The employment program is another important service offered by the centre. Many asylum seekers have no transferable skills or their qualifications are not recognised in Australia. The program helps applicants prepare resumes and job applications and coaches them on interview techniques as well as an introduction to the Australian workplace and what is expected of an employee.
St Vincent’s Private Sydney has employed a number of staff who have been referred from the program – two seekers are permanently employed in the food services production kitchen and four are casual employees in the distribution department. Numerous refugees have gained employment in the wider community after attending talks at the centre.
The Asylum Seeker Centre also runs a weekly lunch program Monday through Thursday. For many asylum seekers it is their only hot meal of the day. The program is provided by volunteers from a number of organisations.
Since October 2014, St Vincent’s Private has provided lunch to asylum seekers; the volunteers comprise of executive and front line staff from both clinical and non-clinical services. After identifying that many clients do not have very good nutritional awareness, specifically with Western-style food, the centre commenced a nutritional support program. Dieticians from the hospital provide targeted education to asylum seekers on food choices, cooking and food procurement in the Australian context.
They also identified that there are an increasing number of diabetics who have limited access to dietetic support. The hospital sees these people on a one-on-one basis when needed to offer nutritional education.
A weekly food bank for asylum seekers provides both perishable and non-perishable food. In addition, the hospital runs two food drives a year where staff donate targeted supplies in February and June each year.

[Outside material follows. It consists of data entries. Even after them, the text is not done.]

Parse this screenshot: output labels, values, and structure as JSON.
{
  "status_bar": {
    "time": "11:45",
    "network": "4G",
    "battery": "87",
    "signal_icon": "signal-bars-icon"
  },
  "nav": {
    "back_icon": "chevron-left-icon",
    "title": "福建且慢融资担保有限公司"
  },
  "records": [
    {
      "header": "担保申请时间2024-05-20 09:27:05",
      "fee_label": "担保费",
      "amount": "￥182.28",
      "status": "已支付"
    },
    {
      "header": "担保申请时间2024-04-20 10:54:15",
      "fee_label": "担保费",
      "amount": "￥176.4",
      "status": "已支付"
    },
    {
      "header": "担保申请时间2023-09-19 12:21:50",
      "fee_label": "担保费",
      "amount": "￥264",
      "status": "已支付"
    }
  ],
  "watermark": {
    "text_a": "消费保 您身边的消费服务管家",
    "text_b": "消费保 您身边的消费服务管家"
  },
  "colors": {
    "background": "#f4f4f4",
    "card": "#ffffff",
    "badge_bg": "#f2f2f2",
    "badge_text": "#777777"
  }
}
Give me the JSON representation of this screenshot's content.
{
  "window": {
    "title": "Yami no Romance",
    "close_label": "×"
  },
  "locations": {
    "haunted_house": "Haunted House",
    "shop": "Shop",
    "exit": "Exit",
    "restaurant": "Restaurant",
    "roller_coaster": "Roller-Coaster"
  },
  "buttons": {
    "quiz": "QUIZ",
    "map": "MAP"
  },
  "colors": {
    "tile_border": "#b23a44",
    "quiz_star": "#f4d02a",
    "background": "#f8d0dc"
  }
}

By Sarah Coleman, Adjunct Prof Jose Aguilera OAM, and Prof Kim Walker